Aging in place has become a popular term to describe an older adult’s wish to age in his or her own home and neighbourhood. Numerous studies have shown that this option is preferred by a large majority of North Americans.

For those who plan to age in place, technology has the capacity to provide support for them and for their caregivers. For example, home monitoring devices allow an individual’s family/caregiver to keep track of their activities and well-being. Listed below is a small sampling of home monitoring devices and what they have to offer.

evermind

Evermind for family caregivers tracks an individual’s routine, such as brewing a morning cup of coffee, by detecting when electrical appliances are turned on and off. This system maintains an individual’s privacy by allowing caregivers to detect changes in activity that may be cause for concern without the use of invasive cameras.

Beclose

BeClose uses sensors placed around the home to keep track of normal routines. When something is out of the ordinary a caregiver is notified by text, email or phone call.

LivelyLive!y uses sensors attached to movable objects around the home such as the refrigerator door and the front door to collect data on behavior patterns, detect abnormalities and alert caregivers.

carepredict

CarePredict offers a wearable sensor called Tempo that tracks small changes in daily routines. Since the sensor is worn by the individual it has the ability to track the time spent doing certain activities such as laying down for an afternoon nap. If more time is spent doing this activity than normal it will alert a caregiver of a possible change in well-being.
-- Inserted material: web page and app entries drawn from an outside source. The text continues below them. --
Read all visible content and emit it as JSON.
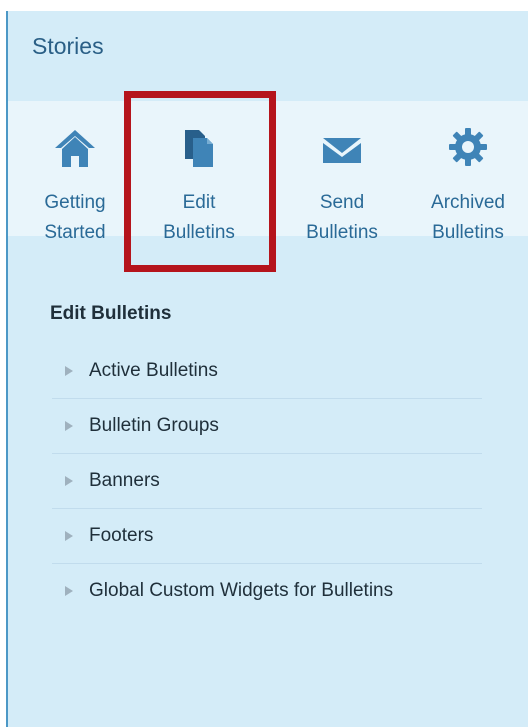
{
  "panel": {
    "title": "Stories"
  },
  "tabs": [
    {
      "line1": "Getting",
      "line2": "Started",
      "icon": "home-icon"
    },
    {
      "line1": "Edit",
      "line2": "Bulletins",
      "icon": "documents-icon",
      "selected": true
    },
    {
      "line1": "Send",
      "line2": "Bulletins",
      "icon": "envelope-icon"
    },
    {
      "line1": "Archived",
      "line2": "Bulletins",
      "icon": "gear-icon"
    }
  ],
  "section": {
    "title": "Edit Bulletins"
  },
  "menu": [
    "Active Bulletins",
    "Bulletin Groups",
    "Banners",
    "Footers",
    "Global Custom Widgets for Bulletins"
  ],
  "colors": {
    "panel_background": "#d4ecf8",
    "tabbar_background": "#e9f5fb",
    "accent_blue": "#2a6a97",
    "highlight_red": "#b5141c"
  }
}
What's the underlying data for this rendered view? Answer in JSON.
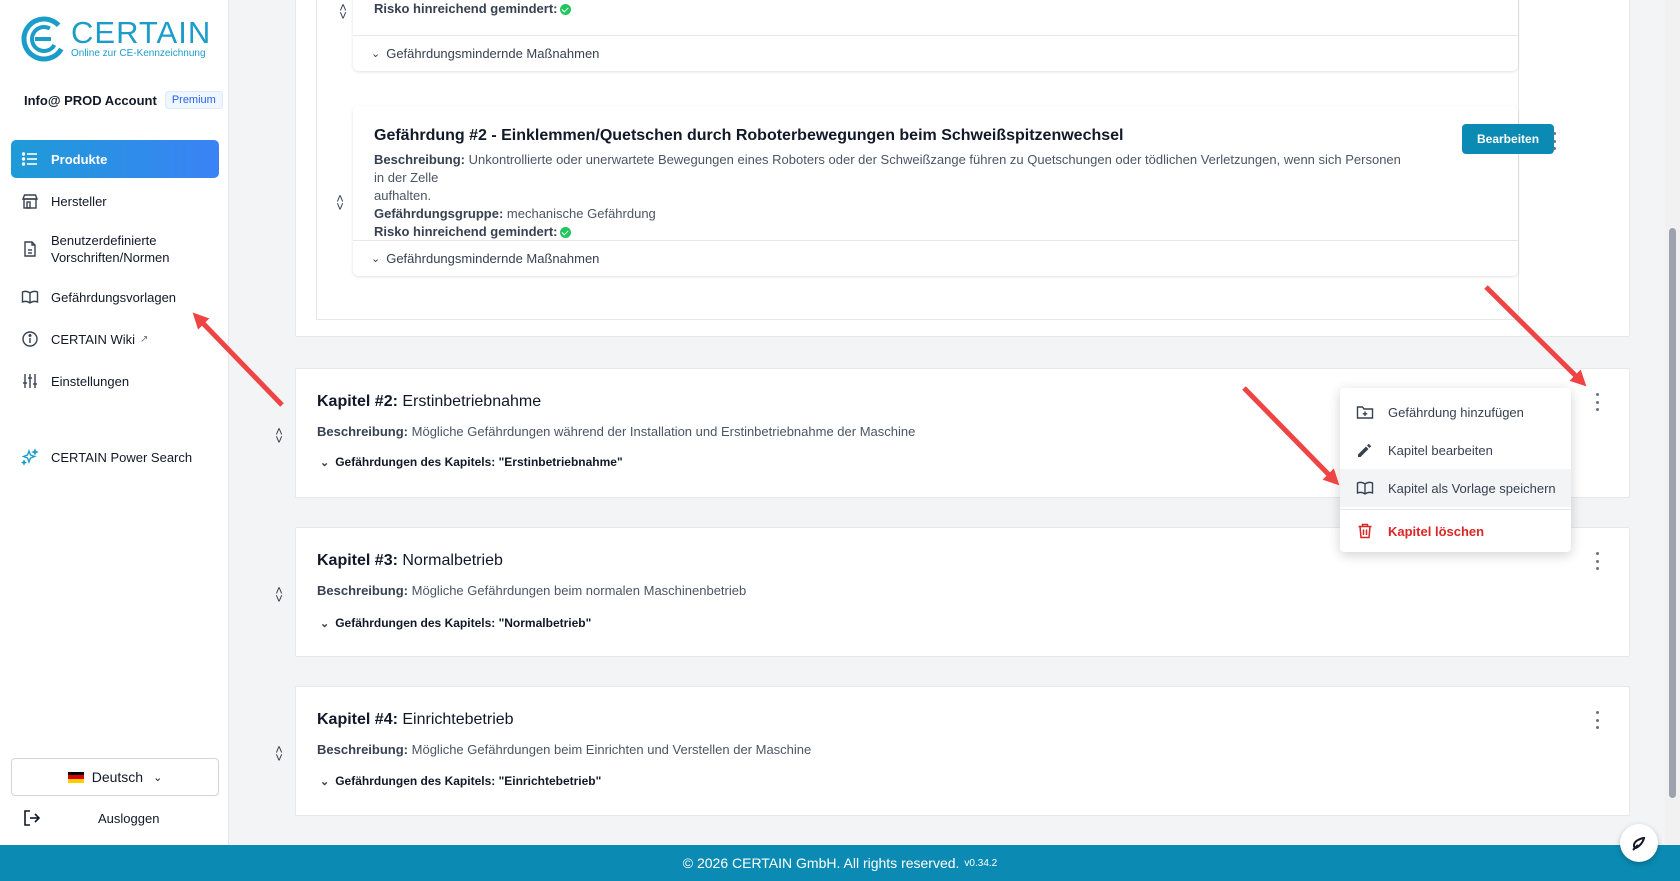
{
  "brand": {
    "name": "CERTAIN",
    "tagline": "Online zur CE-Kennzeichnung",
    "color": "#1b9cc9"
  },
  "account": {
    "name": "Info@ PROD Account",
    "plan": "Premium"
  },
  "sidebar": {
    "items": [
      {
        "label": "Produkte",
        "icon": "list-icon",
        "active": true
      },
      {
        "label": "Hersteller",
        "icon": "store-icon"
      },
      {
        "label": "Benutzerdefinierte Vorschriften/Normen",
        "icon": "document-icon"
      },
      {
        "label": "Gefährdungsvorlagen",
        "icon": "book-icon"
      },
      {
        "label": "CERTAIN Wiki",
        "icon": "info-icon",
        "external": true
      },
      {
        "label": "Einstellungen",
        "icon": "sliders-icon"
      },
      {
        "label": "CERTAIN Power Search",
        "icon": "sparkle-icon"
      }
    ],
    "language": "Deutsch",
    "logout": "Ausloggen"
  },
  "hazards": [
    {
      "risk_label": "Risko hinreichend gemindert:",
      "measures_label": "Gefährdungsmindernde Maßnahmen"
    },
    {
      "title": "Gefährdung #2 - Einklemmen/Quetschen durch Roboterbewegungen beim Schweißspitzenwechsel",
      "desc_label": "Beschreibung:",
      "desc_line1": "Unkontrollierte oder unerwartete Bewegungen eines Roboters oder der Schweißzange führen zu Quetschungen oder tödlichen Verletzungen, wenn sich Personen in der Zelle",
      "desc_line2": "aufhalten.",
      "group_label": "Gefährdungsgruppe:",
      "group": "mechanische Gefährdung",
      "risk_label": "Risko hinreichend gemindert:",
      "edit_label": "Bearbeiten",
      "measures_label": "Gefährdungsmindernde Maßnahmen"
    }
  ],
  "chapters": [
    {
      "number": "Kapitel #2:",
      "name": "Erstinbetriebnahme",
      "desc_label": "Beschreibung:",
      "desc": "Mögliche Gefährdungen während der Installation und Erstinbetriebnahme der Maschine",
      "toggle": "Gefährdungen des Kapitels: \"Erstinbetriebnahme\""
    },
    {
      "number": "Kapitel #3:",
      "name": "Normalbetrieb",
      "desc_label": "Beschreibung:",
      "desc": "Mögliche Gefährdungen beim normalen Maschinenbetrieb",
      "toggle": "Gefährdungen des Kapitels: \"Normalbetrieb\""
    },
    {
      "number": "Kapitel #4:",
      "name": "Einrichtebetrieb",
      "desc_label": "Beschreibung:",
      "desc": "Mögliche Gefährdungen beim Einrichten und Verstellen der Maschine",
      "toggle": "Gefährdungen des Kapitels: \"Einrichtebetrieb\""
    }
  ],
  "menu": {
    "items": [
      {
        "label": "Gefährdung hinzufügen",
        "icon": "folder-plus-icon"
      },
      {
        "label": "Kapitel bearbeiten",
        "icon": "pencil-icon"
      },
      {
        "label": "Kapitel als Vorlage speichern",
        "icon": "book-icon",
        "highlighted": true
      },
      {
        "label": "Kapitel löschen",
        "icon": "trash-icon",
        "danger": true
      }
    ]
  },
  "footer": {
    "text": "© 2026 CERTAIN GmbH. All rights reserved.",
    "version": "v0.34.2"
  },
  "colors": {
    "primary": "#0b8bb3",
    "accent": "#3b82f6",
    "danger": "#dc2626",
    "success": "#22c55e",
    "annotation": "#ef4444"
  }
}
Medical Alert Systems can also provide peace of mind but as with all purchases it is important to do your homework. An article in The Senior List entitled Medical Alert Systems: Everything You Need to Know offers some good advice.